Genuine Sufis are essentially similar wherever they come from, in that they share an inner light and awakening, and an outer courtesy and service to humanity. Apparent differences between Sufis tend to relate to matters concerning spiritual practices or prescriptions for the purification of hearts. The sweet fruit of Sufism is the same. It is only the trees which may look different and which may flower in different seasons.

In this work, we have tried to show that those who claim that it is possible to have Sufism without Islam are only looking at one side of the story. Inner purity is generally attainable, but without its being contained outwardly, it will not result in any real flourishing of a spiritual culture or an enlightened environment.
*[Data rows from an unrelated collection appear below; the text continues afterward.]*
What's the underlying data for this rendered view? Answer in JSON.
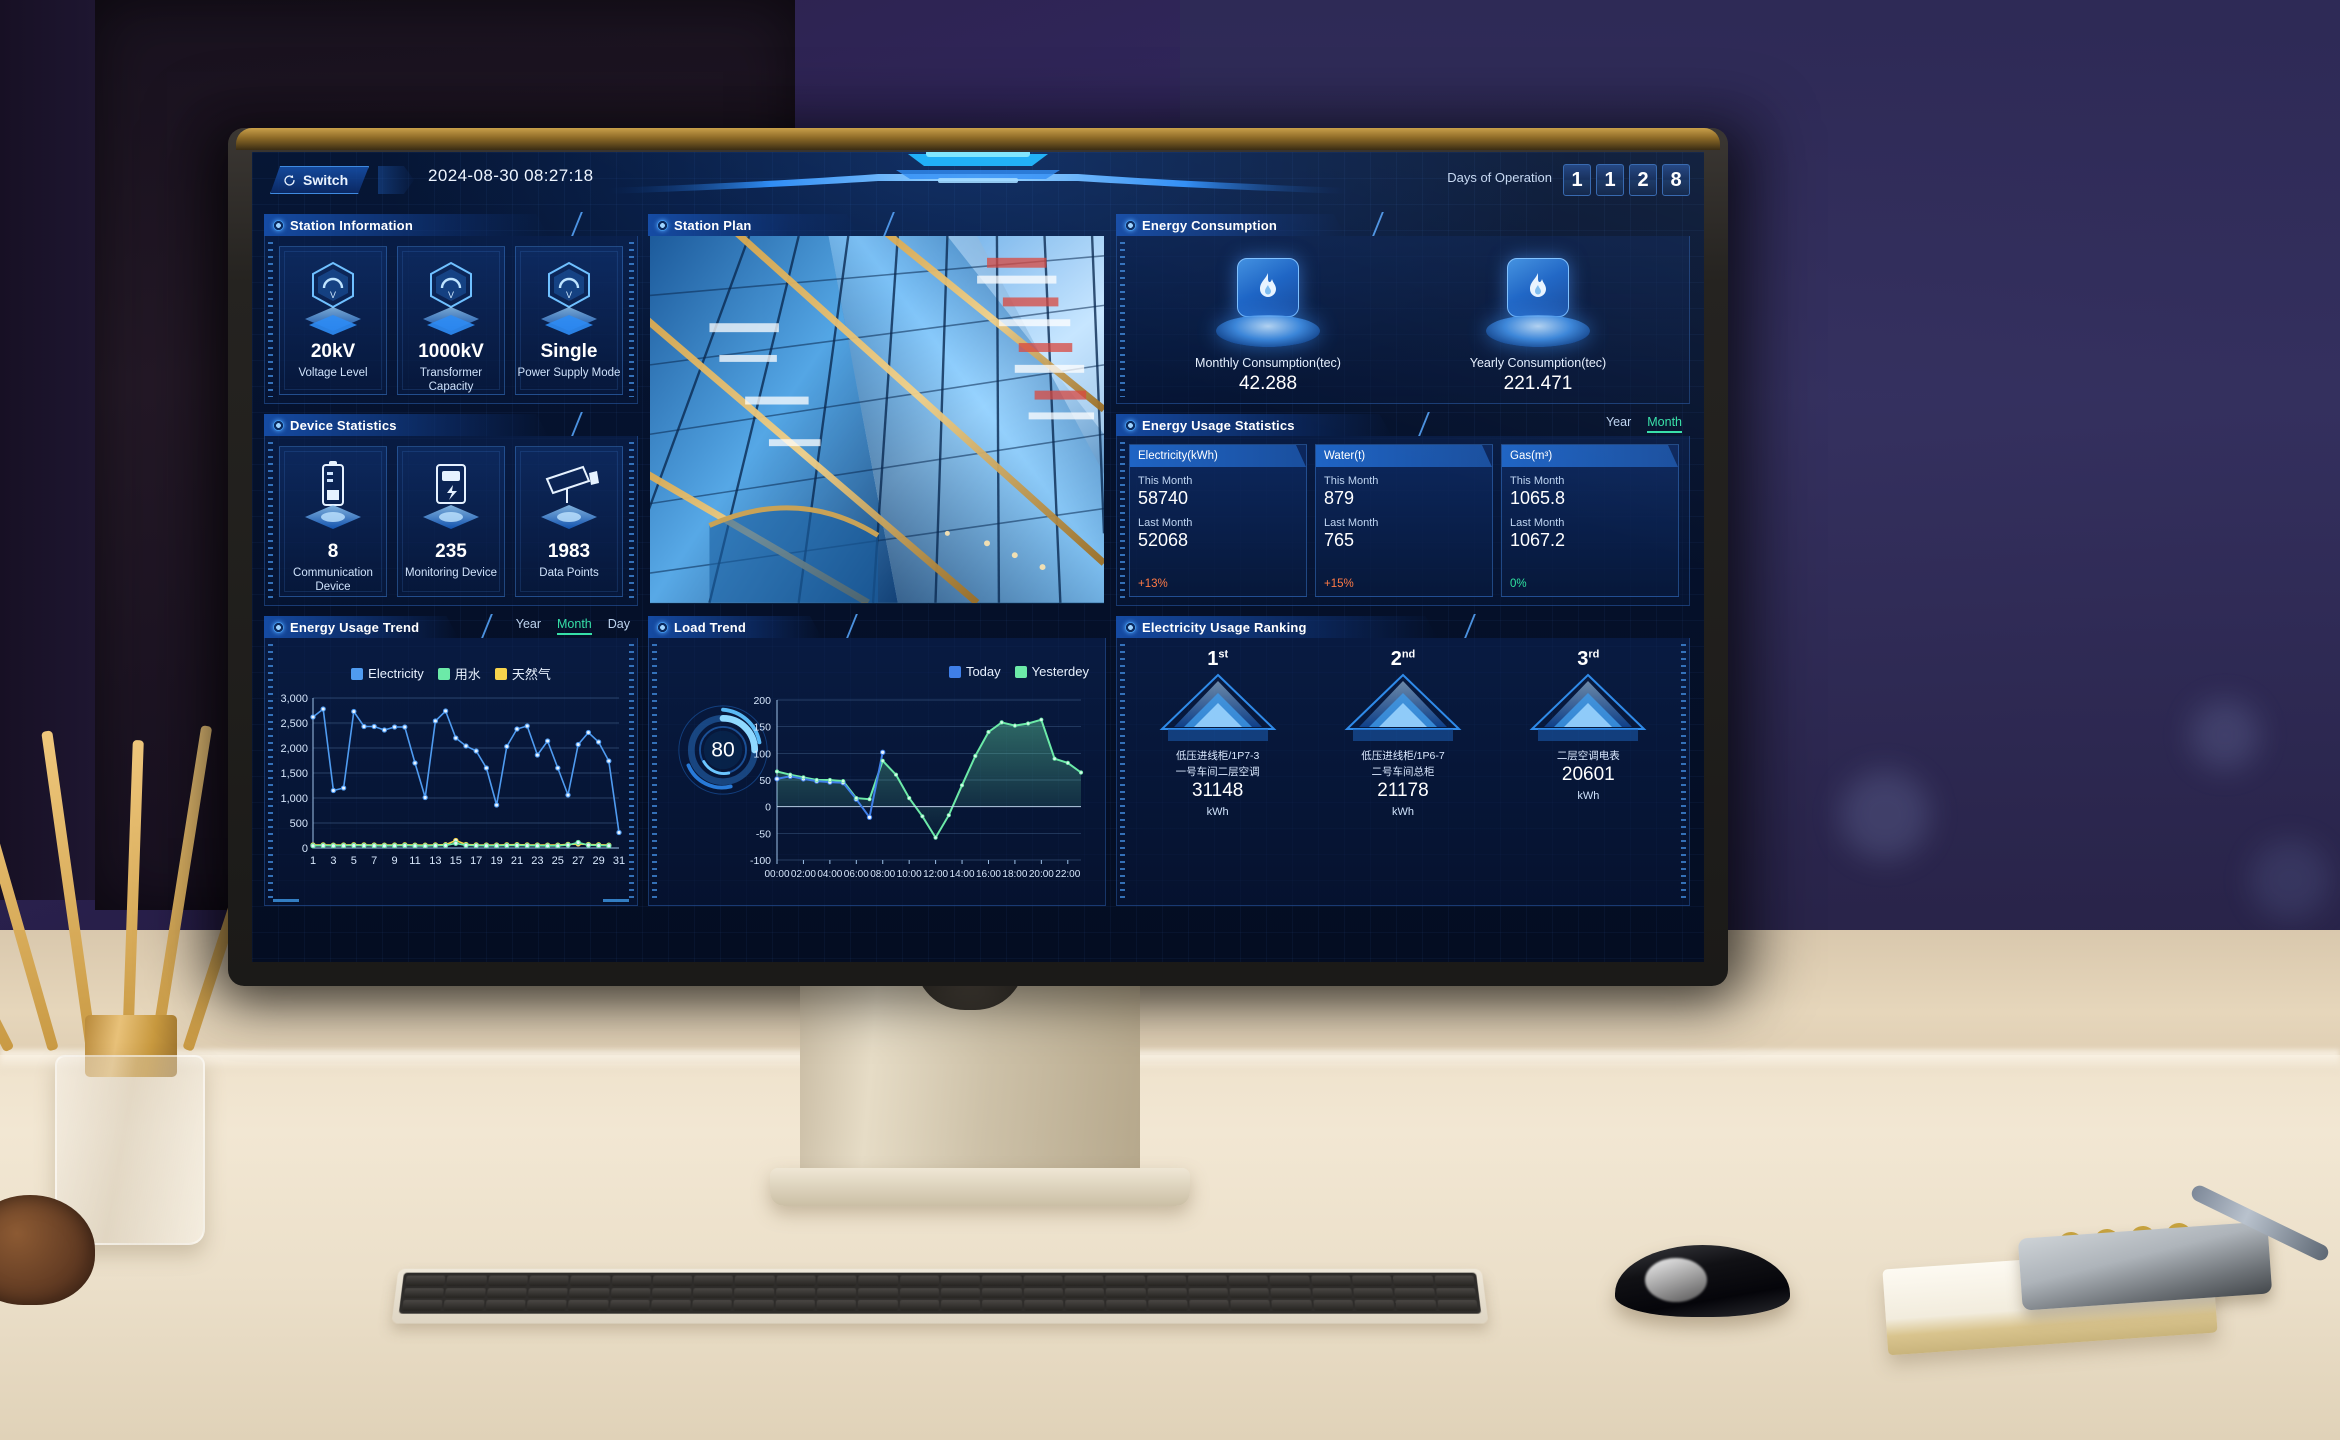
{
  "topbar": {
    "switch_label": "Switch",
    "switch_icon": "refresh-icon",
    "datetime": "2024-08-30 08:27:18",
    "days_label": "Days of Operation",
    "days_digits": [
      "1",
      "1",
      "2",
      "8"
    ]
  },
  "station_information": {
    "title": "Station Information",
    "cards": [
      {
        "value": "20kV",
        "label": "Voltage Level",
        "icon": "voltage-meter-icon"
      },
      {
        "value": "1000kV",
        "label": "Transformer Capacity",
        "icon": "voltage-meter-icon"
      },
      {
        "value": "Single",
        "label": "Power Supply Mode",
        "icon": "voltage-meter-icon"
      }
    ]
  },
  "device_statistics": {
    "title": "Device Statistics",
    "cards": [
      {
        "value": "8",
        "label": "Communication Device",
        "icon": "communication-device-icon"
      },
      {
        "value": "235",
        "label": "Monitoring Device",
        "icon": "meter-box-icon"
      },
      {
        "value": "1983",
        "label": "Data Points",
        "icon": "cctv-camera-icon"
      }
    ]
  },
  "station_plan": {
    "title": "Station Plan",
    "image_alt": "glass-office-tower-photo"
  },
  "energy_consumption": {
    "title": "Energy Consumption",
    "items": [
      {
        "label": "Monthly Consumption(tec)",
        "value": "42.288",
        "icon": "flame-icon"
      },
      {
        "label": "Yearly Consumption(tec)",
        "value": "221.471",
        "icon": "flame-icon"
      }
    ]
  },
  "energy_usage_statistics": {
    "title": "Energy Usage Statistics",
    "tabs": [
      {
        "label": "Year",
        "active": false
      },
      {
        "label": "Month",
        "active": true
      }
    ],
    "this_month_label": "This Month",
    "last_month_label": "Last Month",
    "cards": [
      {
        "header": "Electricity(kWh)",
        "this_month": "58740",
        "last_month": "52068",
        "delta": "+13%",
        "delta_color": "#ff7a45"
      },
      {
        "header": "Water(t)",
        "this_month": "879",
        "last_month": "765",
        "delta": "+15%",
        "delta_color": "#ff7a45"
      },
      {
        "header": "Gas(m³)",
        "this_month": "1065.8",
        "last_month": "1067.2",
        "delta": "0%",
        "delta_color": "#2fe3a0"
      }
    ]
  },
  "energy_usage_trend": {
    "title": "Energy Usage Trend",
    "tabs": [
      {
        "label": "Year",
        "active": false
      },
      {
        "label": "Month",
        "active": true
      },
      {
        "label": "Day",
        "active": false
      }
    ]
  },
  "load_trend": {
    "title": "Load Trend",
    "gauge_value": "80"
  },
  "electricity_usage_ranking": {
    "title": "Electricity Usage Ranking",
    "unit": "kWh",
    "items": [
      {
        "rank": "1",
        "rank_suffix": "st",
        "name_line1": "低压进线柜/1P7-3",
        "name_line2": "一号车间二层空调",
        "value": "31148"
      },
      {
        "rank": "2",
        "rank_suffix": "nd",
        "name_line1": "低压进线柜/1P6-7",
        "name_line2": "二号车间总柜",
        "value": "21178"
      },
      {
        "rank": "3",
        "rank_suffix": "rd",
        "name_line1": "二层空调电表",
        "name_line2": "",
        "value": "20601"
      }
    ]
  },
  "colors": {
    "accent_blue": "#3f93e8",
    "electricity": "#4f9bf0",
    "water": "#6ceaa8",
    "gas": "#f7d44c",
    "today": "#3f7fe8",
    "yesterday": "#6ceaa8",
    "active_tab": "#36e0a8",
    "up": "#ff7a45",
    "flat": "#2fe3a0"
  },
  "chart_data": [
    {
      "type": "line",
      "id": "energy-usage-trend-chart",
      "title": "Energy Usage Trend",
      "xlabel": "",
      "ylabel": "",
      "ylim": [
        0,
        3000
      ],
      "yticks": [
        0,
        500,
        1000,
        1500,
        2000,
        2500,
        3000
      ],
      "ytick_labels": [
        "0",
        "500",
        "1,000",
        "1,500",
        "2,000",
        "2,500",
        "3,000"
      ],
      "grid": true,
      "legend_position": "top-center",
      "x": [
        1,
        2,
        3,
        4,
        5,
        6,
        7,
        8,
        9,
        10,
        11,
        12,
        13,
        14,
        15,
        16,
        17,
        18,
        19,
        20,
        21,
        22,
        23,
        24,
        25,
        26,
        27,
        28,
        29,
        30
      ],
      "xtick_labels": [
        "1",
        "3",
        "5",
        "7",
        "9",
        "11",
        "13",
        "15",
        "17",
        "19",
        "21",
        "23",
        "25",
        "27",
        "29",
        "31"
      ],
      "series": [
        {
          "name": "Electricity",
          "color": "#4f9bf0",
          "values": [
            2620,
            2780,
            1150,
            1200,
            2730,
            2430,
            2430,
            2360,
            2420,
            2420,
            1700,
            1010,
            2540,
            2740,
            2200,
            2040,
            1940,
            1600,
            860,
            2030,
            2380,
            2440,
            1860,
            2140,
            1600,
            1060,
            2070,
            2310,
            2120,
            1740,
            310
          ]
        },
        {
          "name": "用水",
          "color": "#6ceaa8",
          "values": [
            45,
            48,
            44,
            46,
            50,
            48,
            47,
            45,
            46,
            50,
            44,
            42,
            48,
            52,
            95,
            55,
            48,
            46,
            47,
            50,
            52,
            48,
            46,
            45,
            44,
            60,
            110,
            58,
            50,
            46
          ]
        },
        {
          "name": "天然气",
          "color": "#f7d44c",
          "values": [
            60,
            62,
            58,
            60,
            64,
            62,
            60,
            58,
            60,
            64,
            58,
            56,
            62,
            66,
            150,
            70,
            62,
            60,
            60,
            64,
            66,
            62,
            60,
            58,
            58,
            72,
            80,
            70,
            64,
            58
          ]
        }
      ]
    },
    {
      "type": "line",
      "id": "load-trend-chart",
      "title": "Load Trend",
      "xlabel": "",
      "ylabel": "",
      "ylim": [
        -100,
        200
      ],
      "yticks": [
        -100,
        -50,
        0,
        50,
        100,
        150,
        200
      ],
      "ytick_labels": [
        "-100",
        "-50",
        "0",
        "50",
        "100",
        "150",
        "200"
      ],
      "grid": true,
      "legend_position": "top-right",
      "xtick_labels": [
        "00:00",
        "02:00",
        "04:00",
        "06:00",
        "08:00",
        "10:00",
        "12:00",
        "14:00",
        "16:00",
        "18:00",
        "20:00",
        "22:00"
      ],
      "x": [
        0,
        1,
        2,
        3,
        4,
        5,
        6,
        7,
        8,
        9,
        10,
        11,
        12,
        13,
        14,
        15,
        16,
        17,
        18,
        19,
        20,
        21,
        22,
        23
      ],
      "series": [
        {
          "name": "Today",
          "color": "#3f7fe8",
          "values": [
            52,
            57,
            52,
            48,
            46,
            45,
            14,
            -20,
            102,
            null,
            null,
            null,
            null,
            null,
            null,
            null,
            null,
            null,
            null,
            null,
            null,
            null,
            null,
            null
          ]
        },
        {
          "name": "Yesterdey",
          "color": "#6ceaa8",
          "values": [
            66,
            60,
            55,
            50,
            50,
            48,
            16,
            14,
            86,
            60,
            16,
            -18,
            -58,
            -16,
            40,
            95,
            140,
            158,
            152,
            156,
            163,
            90,
            82,
            64
          ]
        }
      ]
    }
  ]
}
Inner light and joy may be sufficient for an individual living in a cave, but once we start interacting with others, we need to know where and what the bounds are for that social interaction to be able to take place, and this is where we find that the laws of Islam are necessary and inseparable from Sufism.

So the relevance of Sufism today is greater than it has been in any other age, for nowadays we can across cultural and political boundaries much more easily, because of ease of access through communications, travel and closeness of the world. The message of Sufism is more urgent now, especially due to the fact that the world is increasingly becoming bound by materialism and consumerism. The awakening to the inner life of man is a necessary condition of his fulfillment as a human being. It comes as the pinnacle of his struggle with the elements and the fulfillment of his basic needs. Once our outer needs are met, then the inner must also be fulfilled. The two are so interlinked that those who are awakened to both the outer and inner realities see them as inseparable and continuous in the one creational, unific universe, ...

Up Next

[ Introduction ] Definition of Sufism ] The Early Development of Sufism ] Sufi Orders (Brotherhoods) ] Basic Sufi Concepts ] The Way of the Sufi ] Pseudo-Sufism ] Sufi Practices ] Sufi States ] Sufism and Orthodox Islam ] The Role of The Sufi ] Sufism and Society ] Sufism in Modern Times ] Sufi Biographies ]